◆ The data:
BEGIN

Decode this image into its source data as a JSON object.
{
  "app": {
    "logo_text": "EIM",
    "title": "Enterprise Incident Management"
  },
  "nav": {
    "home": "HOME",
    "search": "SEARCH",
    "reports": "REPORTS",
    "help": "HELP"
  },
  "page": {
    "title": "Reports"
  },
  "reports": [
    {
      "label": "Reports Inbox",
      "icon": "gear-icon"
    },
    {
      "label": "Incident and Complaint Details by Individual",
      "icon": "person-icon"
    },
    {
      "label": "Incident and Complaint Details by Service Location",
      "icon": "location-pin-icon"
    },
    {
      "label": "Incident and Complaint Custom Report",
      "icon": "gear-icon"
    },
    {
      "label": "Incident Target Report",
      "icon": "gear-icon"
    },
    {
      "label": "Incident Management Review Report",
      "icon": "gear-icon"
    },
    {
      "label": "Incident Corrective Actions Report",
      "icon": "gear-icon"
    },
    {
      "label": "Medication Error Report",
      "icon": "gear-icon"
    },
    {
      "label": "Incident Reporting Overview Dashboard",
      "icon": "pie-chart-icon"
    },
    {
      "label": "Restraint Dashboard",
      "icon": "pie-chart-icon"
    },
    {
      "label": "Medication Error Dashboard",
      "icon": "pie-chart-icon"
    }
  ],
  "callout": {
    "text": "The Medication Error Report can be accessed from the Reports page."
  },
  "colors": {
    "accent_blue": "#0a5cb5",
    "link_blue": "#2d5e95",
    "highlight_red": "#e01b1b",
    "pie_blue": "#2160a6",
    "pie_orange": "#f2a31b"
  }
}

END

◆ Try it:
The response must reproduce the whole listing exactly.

◆ The answer:
Decode this image into its source data as a JSON object.
{
  "app": {
    "logo_text": "EIM",
    "title": "Enterprise Incident Management"
  },
  "nav": {
    "home": "HOME",
    "search": "SEARCH",
    "reports": "REPORTS",
    "help": "HELP"
  },
  "page": {
    "title": "Reports"
  },
  "reports": [
    {
      "label": "Reports Inbox",
      "icon": "gear-icon"
    },
    {
      "label": "Incident and Complaint Details by Individual",
      "icon": "person-icon"
    },
    {
      "label": "Incident and Complaint Details by Service Location",
      "icon": "location-pin-icon"
    },
    {
      "label": "Incident and Complaint Custom Report",
      "icon": "gear-icon"
    },
    {
      "label": "Incident Target Report",
      "icon": "gear-icon"
    },
    {
      "label": "Incident Management Review Report",
      "icon": "gear-icon"
    },
    {
      "label": "Incident Corrective Actions Report",
      "icon": "gear-icon"
    },
    {
      "label": "Medication Error Report",
      "icon": "gear-icon"
    },
    {
      "label": "Incident Reporting Overview Dashboard",
      "icon": "pie-chart-icon"
    },
    {
      "label": "Restraint Dashboard",
      "icon": "pie-chart-icon"
    },
    {
      "label": "Medication Error Dashboard",
      "icon": "pie-chart-icon"
    }
  ],
  "callout": {
    "text": "The Medication Error Report can be accessed from the Reports page."
  },
  "colors": {
    "accent_blue": "#0a5cb5",
    "link_blue": "#2d5e95",
    "highlight_red": "#e01b1b",
    "pie_blue": "#2160a6",
    "pie_orange": "#f2a31b"
  }
}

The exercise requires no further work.